Mary Domenica Mazzarello was born in Mornese, in the province of Alessandria, on May 9, 1837 to a large peasant family. Equipped with an uncommon physical strength, since she was a girl she worked in the fields with her father, Giuseppe. He often remarked, "Because God does not let us lack bread, we must pray and work." Thanks to the deeply Christian education received in the family, Mary made great sacrifices to meet Jesus daily in the Eucharist. "Without him I could not live," she said.
In 1860, typhus arrived in Mornese. Her confessor, Fr. Pestarino, asked her for help in treating some relatives of the Mazzarello family. Mary accepted but fell ill. She recovered unexpectedly, but lost the physical strength of the past, yet not her faith. Walking along the road, she saw a mysterious vision: a big building with lots of girls running in the courtyard, and a voice that told her "I'm giving them to you."
The Holy Spirit formed a motherly heart in her
Unable to be a farmer anymore, she decided to become a seamstress and to teach poor girls to sew in agreement with her friend, Petronilla. The Holy Spirit formed a motherly heart in her. Prudent and wise, she educated the girls with preventive love. The small workshop opened and—as also happened to Don Bosco—the Lord sent her the first orphans to welcome. The first collaborators arrived, whom Fr. Pestarino would call the Daughters of Mary Immaculate.
Don Bosco arrived in Mornese with his youth in 1864 to open a college for the boys of the town. Mary looked at him and exclaimed, "Don Bosco is a saint, and I feel it." Don Bosco visited the small workshop run by the Daughters of the Immaculate and was very impressed.
Daughters of Mary Help of Christians
Pius IX asked Don Bosco to found a female institute. Summoning Fr. Pestarino, he chose the Daughters of Mary Immaculate, sending them to the newly built college. Mary and her companions suffered hunger, also because of the initial hostility of their fellow villagers, but they were always cheerful and their faith never wavered.
In 1872, the first 15 Daughters of Mary Immaculate became the Daughters of Mary Help of Christians. Mary was called to govern the group but initially, she called herself the Vicar, because, she said, "the true superior is Our Lady."
The Institute grew, and the first houses were opened, the first missions in America. Mary was called "the mother." Despite everything, she remained simple and caring with everyone, and always gave the example even in the most humble jobs.

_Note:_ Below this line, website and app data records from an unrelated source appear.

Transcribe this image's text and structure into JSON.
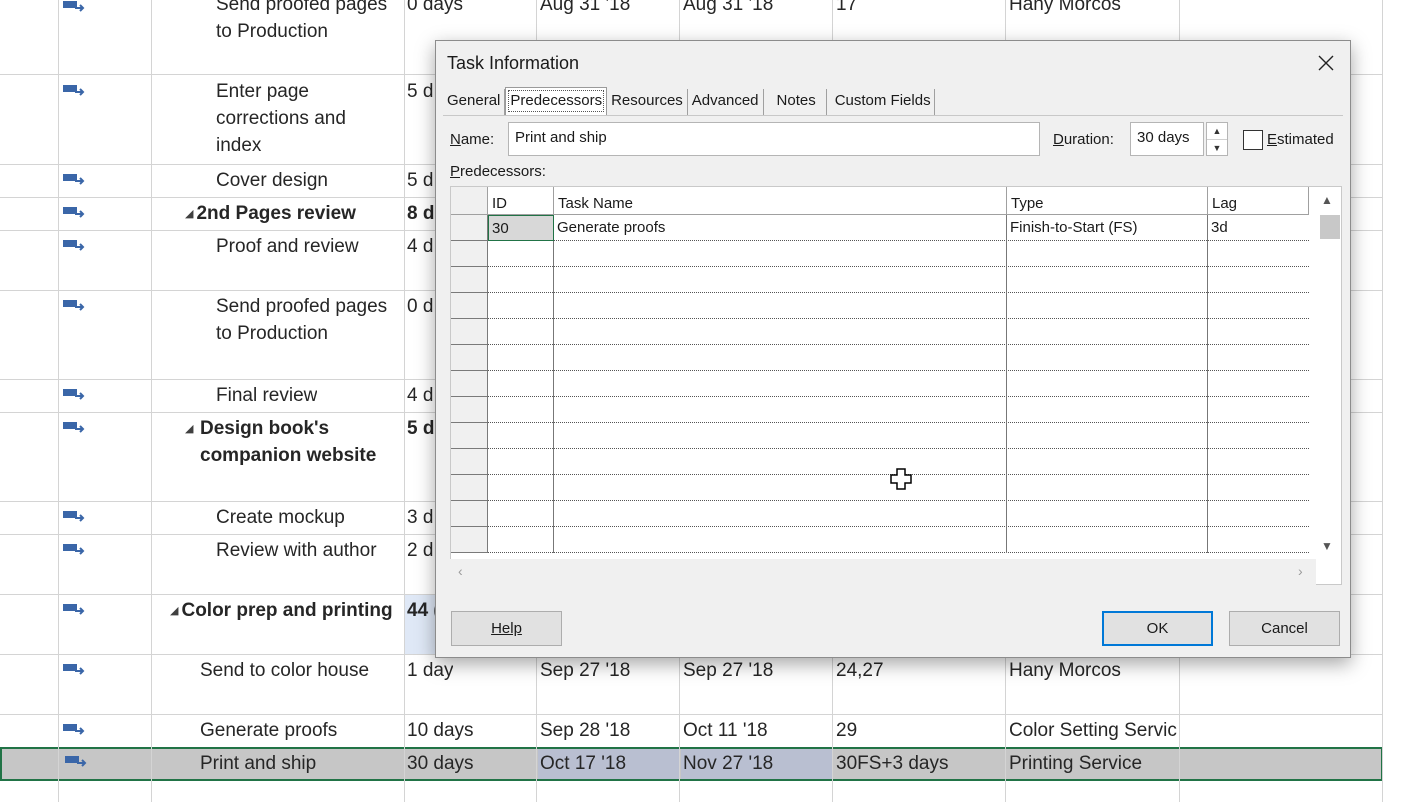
{
  "project_rows": [
    {
      "name": "Send proofed pages to Production",
      "duration": "0 days",
      "start": "Aug 31 '18",
      "finish": "Aug 31 '18",
      "predecessors": "17",
      "resources": "Hany Morcos"
    },
    {
      "name": "Enter page corrections and index",
      "duration": "5 d"
    },
    {
      "name": "Cover design",
      "duration": "5 d"
    },
    {
      "name": "2nd Pages review",
      "duration": "8 d"
    },
    {
      "name": "Proof and review",
      "duration": "4 d"
    },
    {
      "name": "Send proofed pages to Production",
      "duration": "0 d"
    },
    {
      "name": "Final review",
      "duration": "4 d"
    },
    {
      "name": "Design book's companion website",
      "duration": "5 d"
    },
    {
      "name": "Create mockup",
      "duration": "3 d"
    },
    {
      "name": "Review with author",
      "duration": "2 d"
    },
    {
      "name": "Color prep and printing",
      "duration": "44 ("
    },
    {
      "name": "Send to color house",
      "duration": "1 day",
      "start": "Sep 27 '18",
      "finish": "Sep 27 '18",
      "predecessors": "24,27",
      "resources": "Hany Morcos"
    },
    {
      "name": "Generate proofs",
      "duration": "10 days",
      "start": "Sep 28 '18",
      "finish": "Oct 11 '18",
      "predecessors": "29",
      "resources": "Color Setting Servic"
    },
    {
      "name": "Print and ship",
      "duration": "30 days",
      "start": "Oct 17 '18",
      "finish": "Nov 27 '18",
      "predecessors": "30FS+3 days",
      "resources": "Printing Service"
    }
  ],
  "dialog": {
    "title": "Task Information",
    "tabs": [
      "General",
      "Predecessors",
      "Resources",
      "Advanced",
      "Notes",
      "Custom Fields"
    ],
    "active_tab": "Predecessors",
    "name_label_key": "N",
    "name_label_rest": "ame:",
    "name_value": "Print and ship",
    "duration_label_key": "D",
    "duration_label_rest": "uration:",
    "duration_value": "30 days",
    "estimated_label_key": "E",
    "estimated_label_rest": "stimated",
    "estimated_checked": false,
    "predecessors_label_key": "P",
    "predecessors_label_rest": "redecessors:",
    "table_headers": {
      "id": "ID",
      "task_name": "Task Name",
      "type": "Type",
      "lag": "Lag"
    },
    "predecessors": [
      {
        "id": "30",
        "task_name": "Generate proofs",
        "type": "Finish-to-Start (FS)",
        "lag": "3d"
      }
    ],
    "help_label": "Help",
    "ok_label": "OK",
    "cancel_label": "Cancel"
  }
}
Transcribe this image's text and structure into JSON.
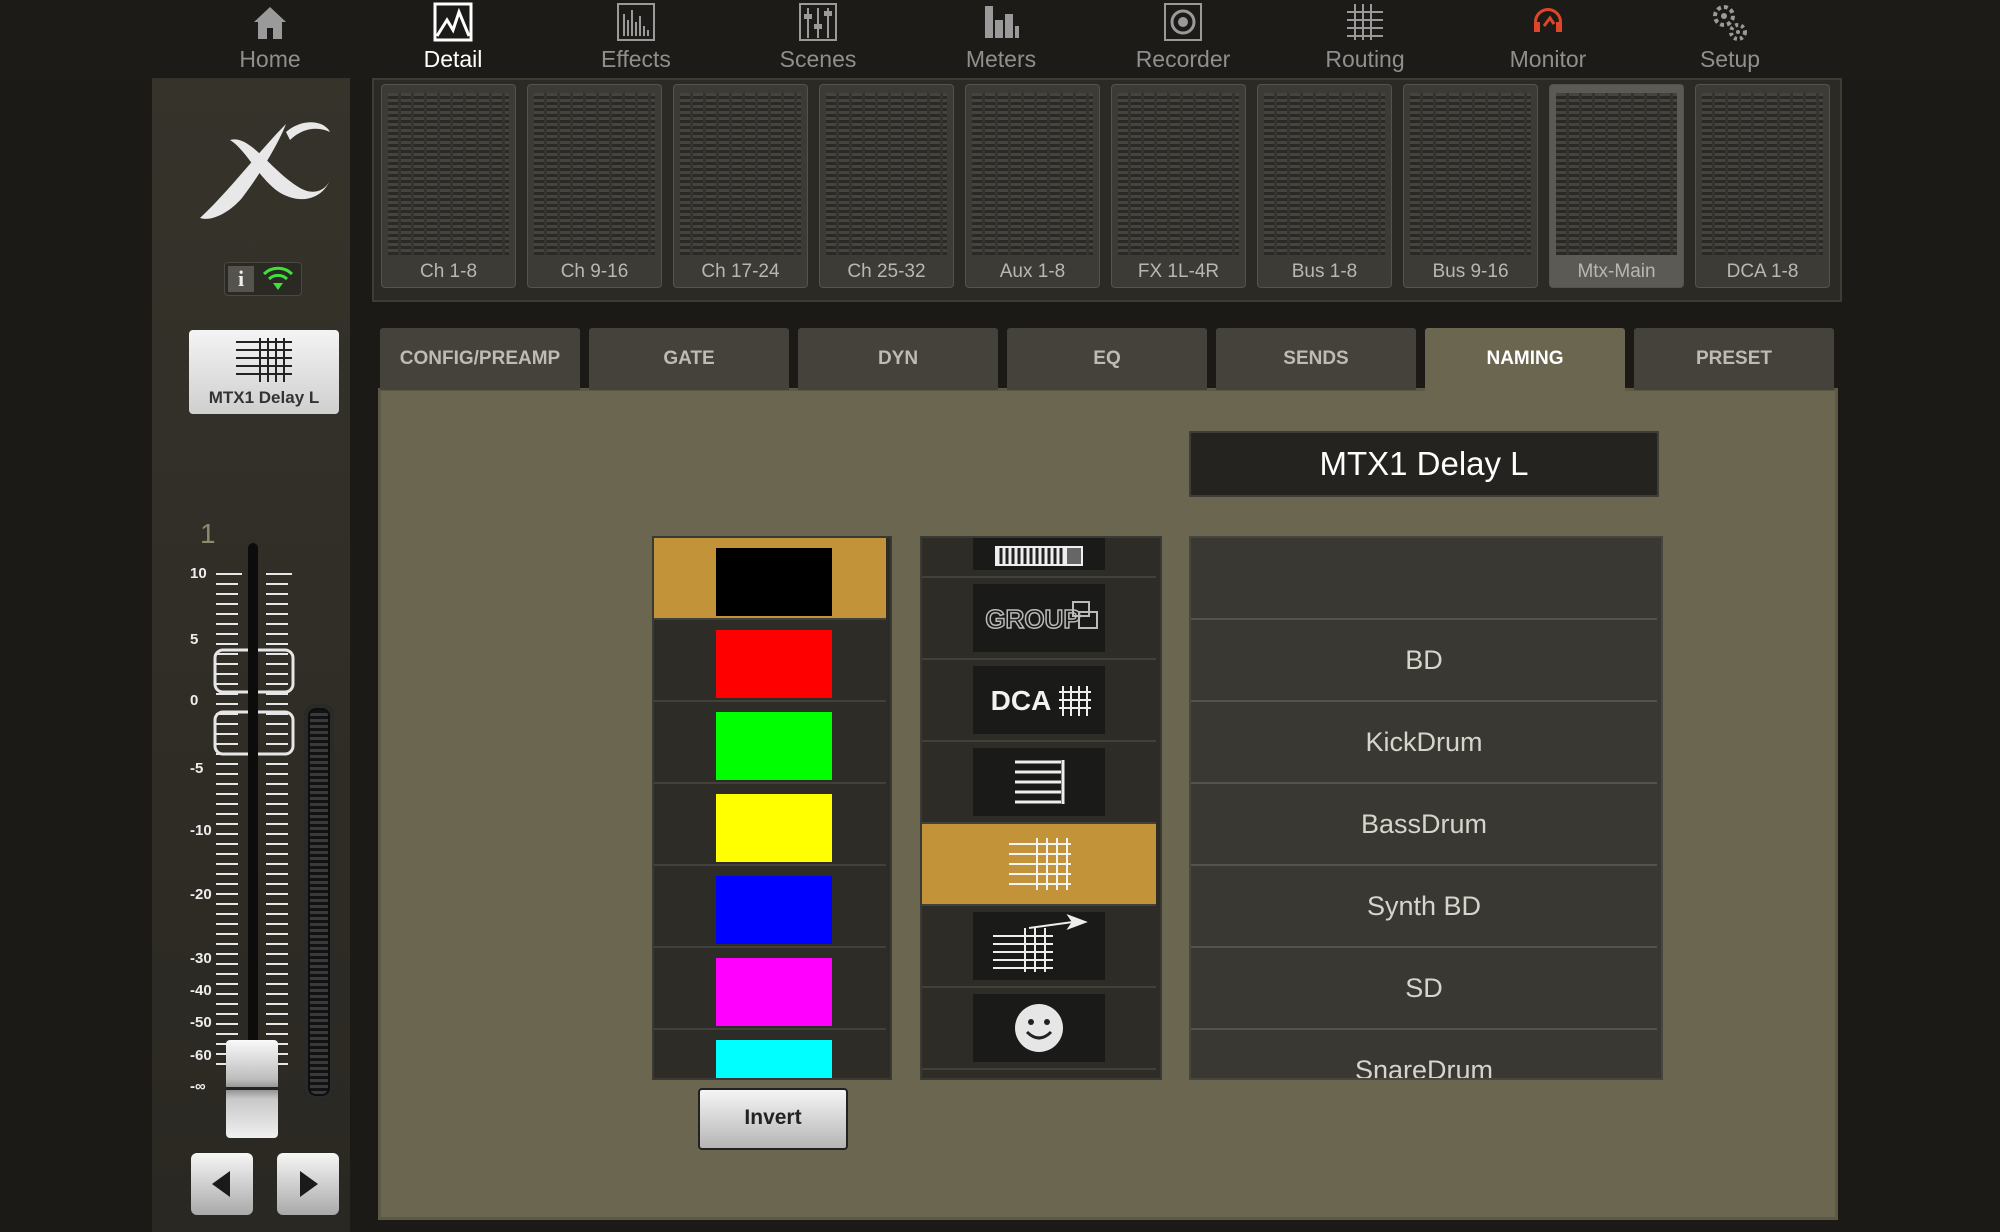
{
  "nav": {
    "items": [
      {
        "label": "Home",
        "icon": "home-icon"
      },
      {
        "label": "Detail",
        "icon": "detail-icon"
      },
      {
        "label": "Effects",
        "icon": "effects-icon"
      },
      {
        "label": "Scenes",
        "icon": "scenes-icon"
      },
      {
        "label": "Meters",
        "icon": "meters-icon"
      },
      {
        "label": "Recorder",
        "icon": "recorder-icon"
      },
      {
        "label": "Routing",
        "icon": "routing-icon"
      },
      {
        "label": "Monitor",
        "icon": "monitor-icon"
      },
      {
        "label": "Setup",
        "icon": "setup-icon"
      }
    ],
    "active": "Detail"
  },
  "banks": {
    "items": [
      "Ch 1-8",
      "Ch 9-16",
      "Ch 17-24",
      "Ch 25-32",
      "Aux 1-8",
      "FX 1L-4R",
      "Bus 1-8",
      "Bus 9-16",
      "Mtx-Main",
      "DCA 1-8"
    ],
    "active": "Mtx-Main"
  },
  "channel": {
    "name": "MTX1 Delay L",
    "number": "1",
    "icon": "matrix-icon"
  },
  "fader": {
    "scale": [
      "10",
      "5",
      "0",
      "-5",
      "-10",
      "-20",
      "-30",
      "-40",
      "-50",
      "-60",
      "-∞"
    ]
  },
  "tabs": {
    "items": [
      "CONFIG/PREAMP",
      "GATE",
      "DYN",
      "EQ",
      "SENDS",
      "NAMING",
      "PRESET"
    ],
    "active": "NAMING"
  },
  "naming": {
    "name_value": "MTX1 Delay L",
    "colors": [
      {
        "name": "black",
        "hex": "#000000",
        "selected": true
      },
      {
        "name": "red",
        "hex": "#ff0000"
      },
      {
        "name": "green",
        "hex": "#00ff00"
      },
      {
        "name": "yellow",
        "hex": "#ffff00"
      },
      {
        "name": "blue",
        "hex": "#0000ff"
      },
      {
        "name": "magenta",
        "hex": "#ff00ff"
      },
      {
        "name": "cyan",
        "hex": "#00ffff"
      }
    ],
    "invert_label": "Invert",
    "icons": [
      {
        "name": "keyboard-icon"
      },
      {
        "name": "group-icon",
        "text": "GROUP"
      },
      {
        "name": "dca-icon",
        "text": "DCA"
      },
      {
        "name": "bus-icon"
      },
      {
        "name": "matrix-icon",
        "selected": true
      },
      {
        "name": "matrix-send-icon"
      },
      {
        "name": "smiley-icon"
      }
    ],
    "preset_names": [
      "",
      "BD",
      "KickDrum",
      "BassDrum",
      "Synth BD",
      "SD",
      "SnareDrum"
    ]
  },
  "colors": {
    "accent": "#c39339",
    "panel": "#6b6650",
    "monitor_icon": "#e0452a"
  }
}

With her wisdom, she directed the spirituality of the Institute, incarnating the charism given to Don Bosco in the Daughters of Mary Help of Christians.
She died at Nizza Monferrato on May 14, 1881, at the age of 44. At her death, the Institute already had 165 sisters and 65 novices scattered across 28 houses (19 in Italy, 3 in France, and 6 in America).
She was beatified by Pius XI in 1938 and canonised by Pius XII on June 24, 1951.
Biography taken and edited from www.sdb.org.